    What conservative platform? The endless cry for tax cuts have driven us deeper and deeper into debt. Deregulation was the necessary basis for the the current collapse. Lower government spending? Tell me, please, what things of significance will get cut?

    The problem with the GOP is that the “conservative” economic platform has been a huge disaster.

  • easton

    Show me a young Conservative and I’ll show you someone with no heart. Show me an old Liberal and I’ll show you someone with no brains. – Winston Churchill

    Well, I guess according to Mytheos Holt, Churchill was all wrong.

    Of course younger people will be more Liberal and older people more conservative, and of course Churchill was right in this assumption. Honestly, do some of these “Conservatives,” even know history in the slightest?

  • mlindroo

    Easton, your Churchill quote is a myth — Sir Winston never said this!


  • Smarg

    “And I’d do it again when given the same choices.”

    I must agree with you there. There haven’t been any good choices since 1984, IMHO.

  • Craig Berger

    How does that fit with your assertion that youth are libertarian?

  • Craig Berger

    How do you cite a journalist’s assertion based on nothing and turn it into something empirical?

    Here are links to three recent studies that demonstrate Millennials (those born between 1982 and 2000) support government intervention:

    The latter study is even entitled “A Pro-Government and Socially Liberal Generation.” The notion that Millennials are libertarian is popular among conservatives, but in reality it’s more of a dream. Millennials are strongly pro-government in their political views, and the numbers back it up.

  • Rabiner

    people my age (I’m 26) and younger tend to be socially libertarian and support government intervention in the economy. That’s just from the people I’ve spoken to and know. More often than not they support legalization of drugs, abortion rights, and gay marriage.

  • easton

    Rabiner, this is right, most young libertarian males simply want to smoke weed and get laid a lot, and Libertarianism tells them this is OK.

  • Rabiner


    It isn’t about smoking weed or getting laid a lot.

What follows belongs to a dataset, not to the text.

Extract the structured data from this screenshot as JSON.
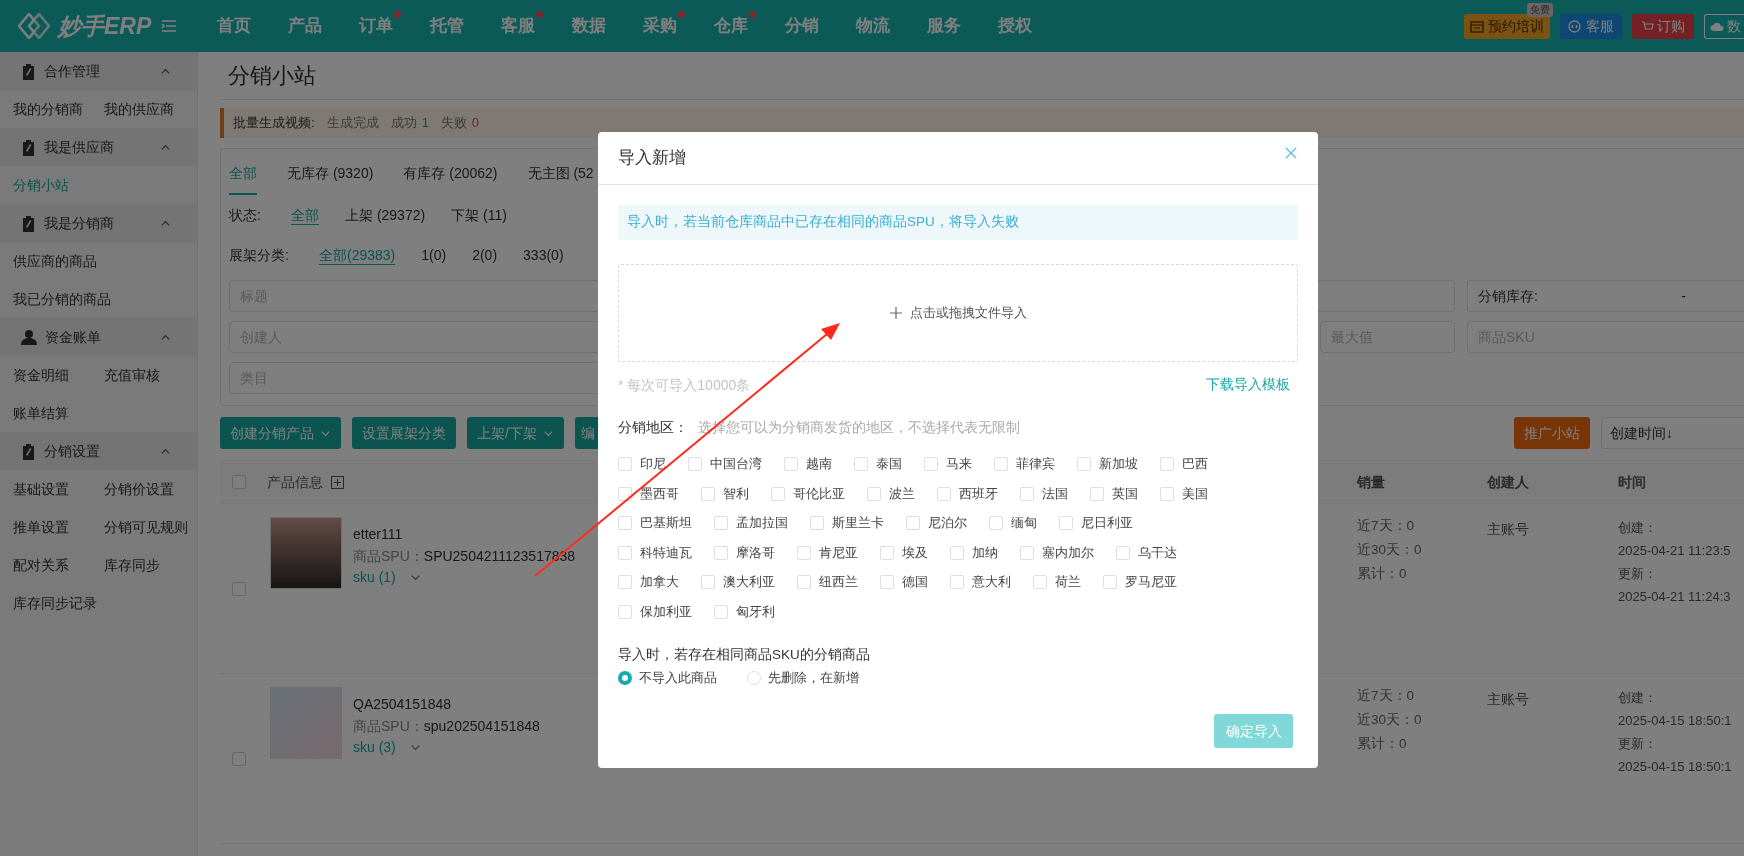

When we see our friends go to jail for smoking pot in their home where they aren’t committing a DUI or hurting anyone then I think our laws have gone too far. I have a few friends who smoke medical marijuana for glaucoma and I don’t see why it should be anyone’s damn business if I want to smoke a joint or snort a line. If my job is okay with it and I’m not harming anyone else but myself then how is that any worse than getting drunk? The War on Drugs is a failure and all it has done is profit the prison industrial complex which has cost States billions annually, made people unproductive in society and created a new disenfranchised class of citizen.

    Personally I don’t want the government also telling any woman what she should do with her body within reason. I’m fine with restricting abortion after the fetus is viable outside the womb but before then it should remain legal WITHOUT these policies trying to make it as difficult to get the procedure as it is. OK and FL this year passed legislation mandating women get ultrasounds before an abortion. There is 24 hour waiting periods, women sometimes need to get a psych evaluation. OK actually eliminated doctor liability for lying to women if it can save the life of the fetus from an abortion.

    And with gay marriage, please can anyone tell me how allowing a gay couple marry so they have the same legal protections as other married couples affects straight married couples? If not then why is this even a discussion?